━━━━━ Given data

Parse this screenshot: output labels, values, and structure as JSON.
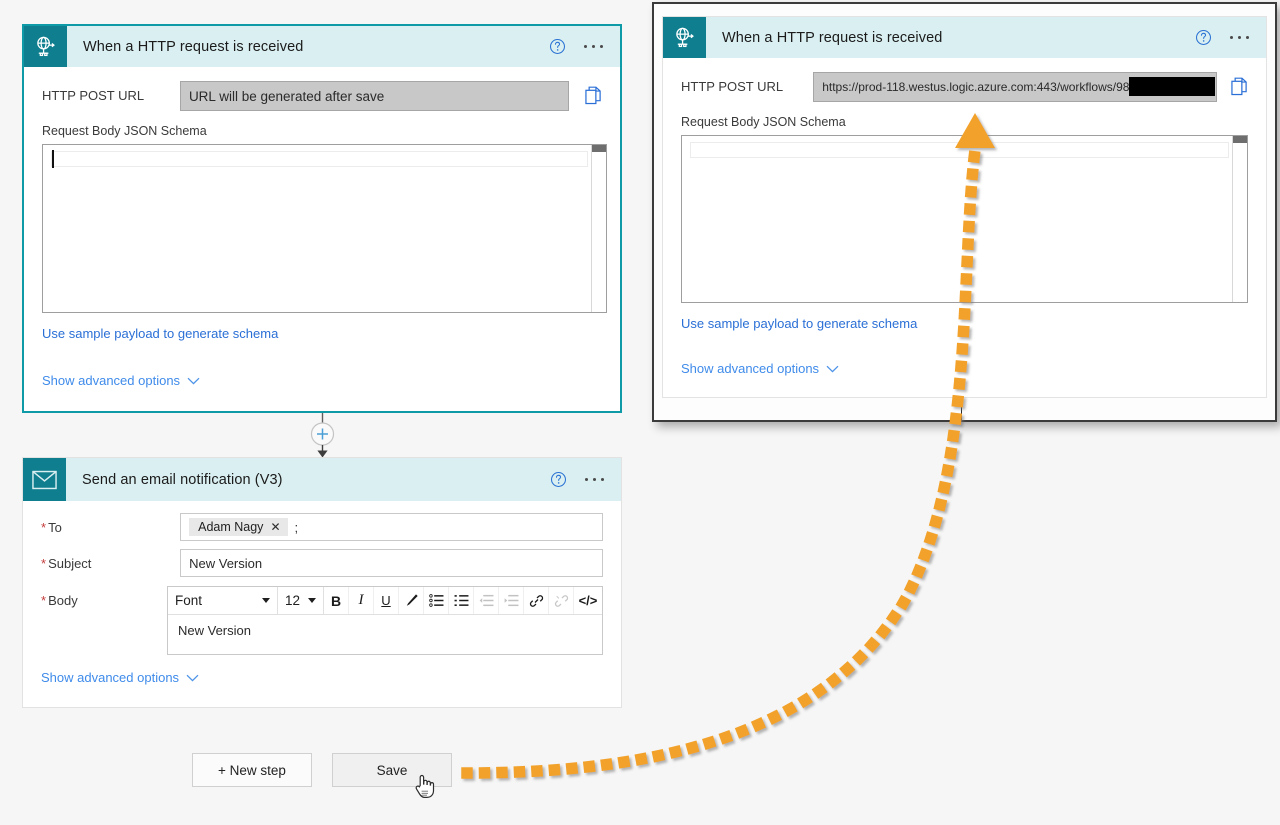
{
  "trigger_card": {
    "title": "When a HTTP request is received",
    "icon": "globe-network-icon",
    "help_icon": "help-circle-icon",
    "more_icon": "more-options-icon",
    "url_label": "HTTP POST URL",
    "url_value": "URL will be generated after save",
    "copy_icon": "copy-icon",
    "schema_label": "Request Body JSON Schema",
    "schema_value": "",
    "sample_payload_link": "Use sample payload to generate schema",
    "advanced_link": "Show advanced options",
    "advanced_chevron": "chevron-down-icon",
    "border_color": "#0f9aa8",
    "header_color": "#daeff1",
    "icon_color": "#0f7f8f"
  },
  "connector": {
    "add_icon": "plus-circle-icon",
    "arrow_icon": "arrow-down-icon"
  },
  "email_card": {
    "title": "Send an email notification (V3)",
    "icon": "envelope-icon",
    "help_icon": "help-circle-icon",
    "more_icon": "more-options-icon",
    "to_label": "To",
    "to_required": "*",
    "to_chip": "Adam Nagy",
    "to_chip_remove_icon": "close-icon",
    "to_separator": ";",
    "subject_label": "Subject",
    "subject_required": "*",
    "subject_value": "New Version",
    "body_label": "Body",
    "body_required": "*",
    "body_value": "New Version",
    "advanced_link": "Show advanced options",
    "advanced_chevron": "chevron-down-icon",
    "toolbar": {
      "font_name": "Font",
      "font_size": "12",
      "buttons": [
        {
          "name": "bold-button",
          "glyph": "B",
          "label": "B",
          "dim": false,
          "style": "bold"
        },
        {
          "name": "italic-button",
          "glyph": "I",
          "label": "I",
          "dim": false,
          "style": "italic"
        },
        {
          "name": "underline-button",
          "glyph": "U",
          "label": "U",
          "dim": false,
          "style": "underline"
        },
        {
          "name": "text-color-pen-button",
          "glyph": "pen-icon",
          "dim": false,
          "style": "svg"
        },
        {
          "name": "numbered-list-button",
          "glyph": "numbered-list-icon",
          "dim": false,
          "style": "svg"
        },
        {
          "name": "bullet-list-button",
          "glyph": "bullet-list-icon",
          "dim": false,
          "style": "svg"
        },
        {
          "name": "outdent-button",
          "glyph": "outdent-icon",
          "dim": true,
          "style": "svg"
        },
        {
          "name": "indent-button",
          "glyph": "indent-icon",
          "dim": true,
          "style": "svg"
        },
        {
          "name": "insert-link-button",
          "glyph": "link-icon",
          "dim": false,
          "style": "svg"
        },
        {
          "name": "remove-link-button",
          "glyph": "unlink-icon",
          "dim": true,
          "style": "svg"
        },
        {
          "name": "code-view-button",
          "glyph": "</>",
          "label": "</>",
          "dim": false,
          "style": "code"
        }
      ]
    }
  },
  "footer": {
    "new_step_label": "+ New step",
    "save_label": "Save"
  },
  "float_panel": {
    "title": "When a HTTP request is received",
    "icon": "globe-network-icon",
    "help_icon": "help-circle-icon",
    "more_icon": "more-options-icon",
    "url_label": "HTTP POST URL",
    "url_value": "https://prod-118.westus.logic.azure.com:443/workflows/98",
    "url_redacted": true,
    "copy_icon": "copy-icon",
    "schema_label": "Request Body JSON Schema",
    "sample_payload_link": "Use sample payload to generate schema",
    "advanced_link": "Show advanced options",
    "advanced_chevron": "chevron-down-icon"
  },
  "annotation": {
    "arrow_icon": "curved-dotted-arrow-icon",
    "arrow_color": "#F2A22C",
    "from": "save-button",
    "to": "http-post-url-value"
  },
  "cursor": {
    "icon": "pointing-hand-cursor"
  }
}
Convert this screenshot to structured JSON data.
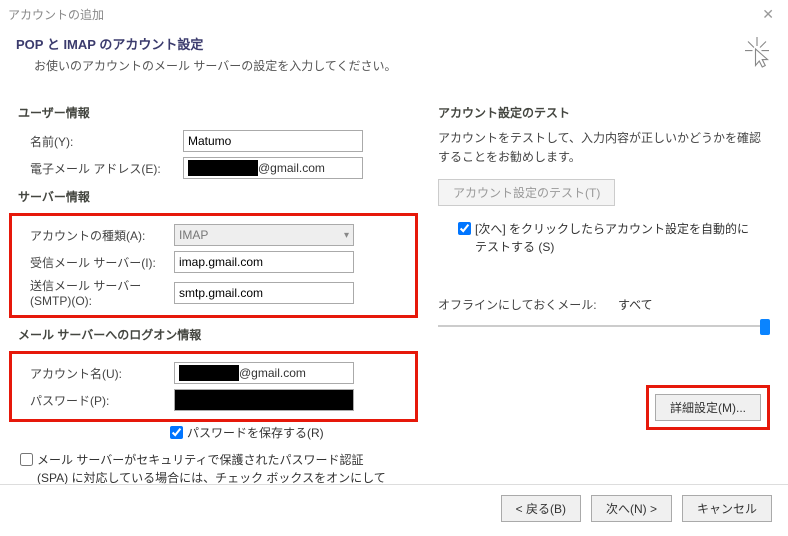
{
  "window": {
    "title": "アカウントの追加"
  },
  "header": {
    "title": "POP と IMAP のアカウント設定",
    "subtitle": "お使いのアカウントのメール サーバーの設定を入力してください。"
  },
  "left": {
    "user_section": "ユーザー情報",
    "name_label": "名前(Y):",
    "name_value": "Matumo",
    "email_label": "電子メール アドレス(E):",
    "email_suffix": "@gmail.com",
    "server_section": "サーバー情報",
    "account_type_label": "アカウントの種類(A):",
    "account_type_value": "IMAP",
    "incoming_label": "受信メール サーバー(I):",
    "incoming_value": "imap.gmail.com",
    "outgoing_label": "送信メール サーバー (SMTP)(O):",
    "outgoing_value": "smtp.gmail.com",
    "logon_section": "メール サーバーへのログオン情報",
    "account_name_label": "アカウント名(U):",
    "account_name_suffix": "@gmail.com",
    "password_label": "パスワード(P):",
    "save_password_label": "パスワードを保存する(R)",
    "spa_label": "メール サーバーがセキュリティで保護されたパスワード認証 (SPA) に対応している場合には、チェック ボックスをオンにしてください(Q)"
  },
  "right": {
    "test_section": "アカウント設定のテスト",
    "test_desc": "アカウントをテストして、入力内容が正しいかどうかを確認することをお勧めします。",
    "test_button": "アカウント設定のテスト(T)",
    "auto_test_label": "[次へ] をクリックしたらアカウント設定を自動的にテストする (S)",
    "offline_label": "オフラインにしておくメール:",
    "offline_value": "すべて",
    "details_button": "詳細設定(M)..."
  },
  "footer": {
    "back": "< 戻る(B)",
    "next": "次へ(N) >",
    "cancel": "キャンセル"
  }
}
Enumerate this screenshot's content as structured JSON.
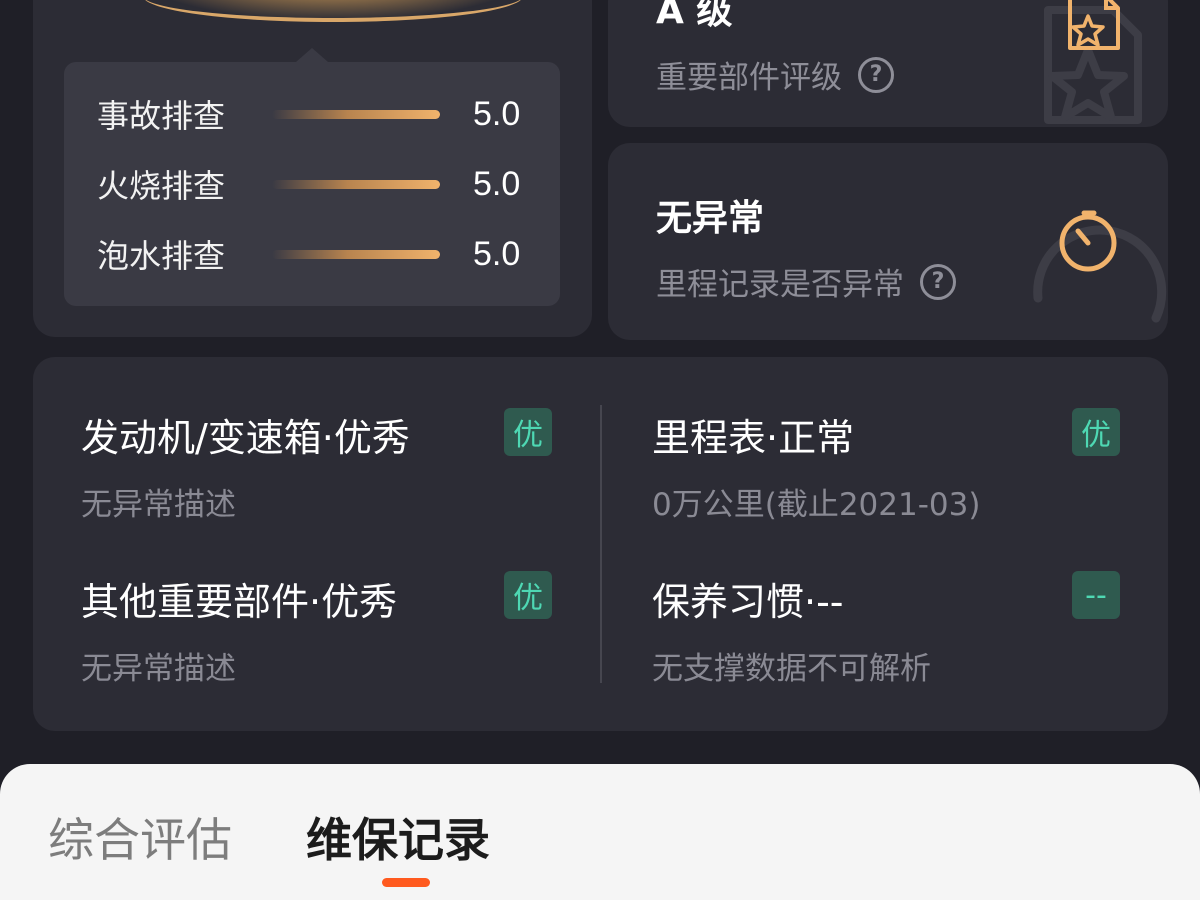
{
  "score_card": {
    "rows": [
      {
        "label": "事故排查",
        "value": "5.0"
      },
      {
        "label": "火烧排查",
        "value": "5.0"
      },
      {
        "label": "泡水排查",
        "value": "5.0"
      }
    ]
  },
  "grade_card": {
    "title": "A 级",
    "subtitle": "重要部件评级",
    "help_icon": "?"
  },
  "anomaly_card": {
    "title": "无异常",
    "subtitle": "里程记录是否异常",
    "help_icon": "?"
  },
  "details": {
    "left": [
      {
        "title": "发动机/变速箱·优秀",
        "desc": "无异常描述",
        "tag": "优"
      },
      {
        "title": "其他重要部件·优秀",
        "desc": "无异常描述",
        "tag": "优"
      }
    ],
    "right": [
      {
        "title": "里程表·正常",
        "desc": "0万公里(截止2021-03)",
        "tag": "优"
      },
      {
        "title": "保养习惯·--",
        "desc": "无支撑数据不可解析",
        "tag": "--"
      }
    ]
  },
  "tabs": {
    "overview": "综合评估",
    "maintenance": "维保记录"
  },
  "colors": {
    "background": "#1f1f27",
    "card": "#2c2c35",
    "accent_gold": "#f1b36c",
    "tag_green": "#4ed8b3",
    "tab_indicator": "#ff5a1f"
  }
}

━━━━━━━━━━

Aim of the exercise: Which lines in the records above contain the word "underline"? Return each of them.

Answer box:
          "name": "underline-button",
          "style": "underline"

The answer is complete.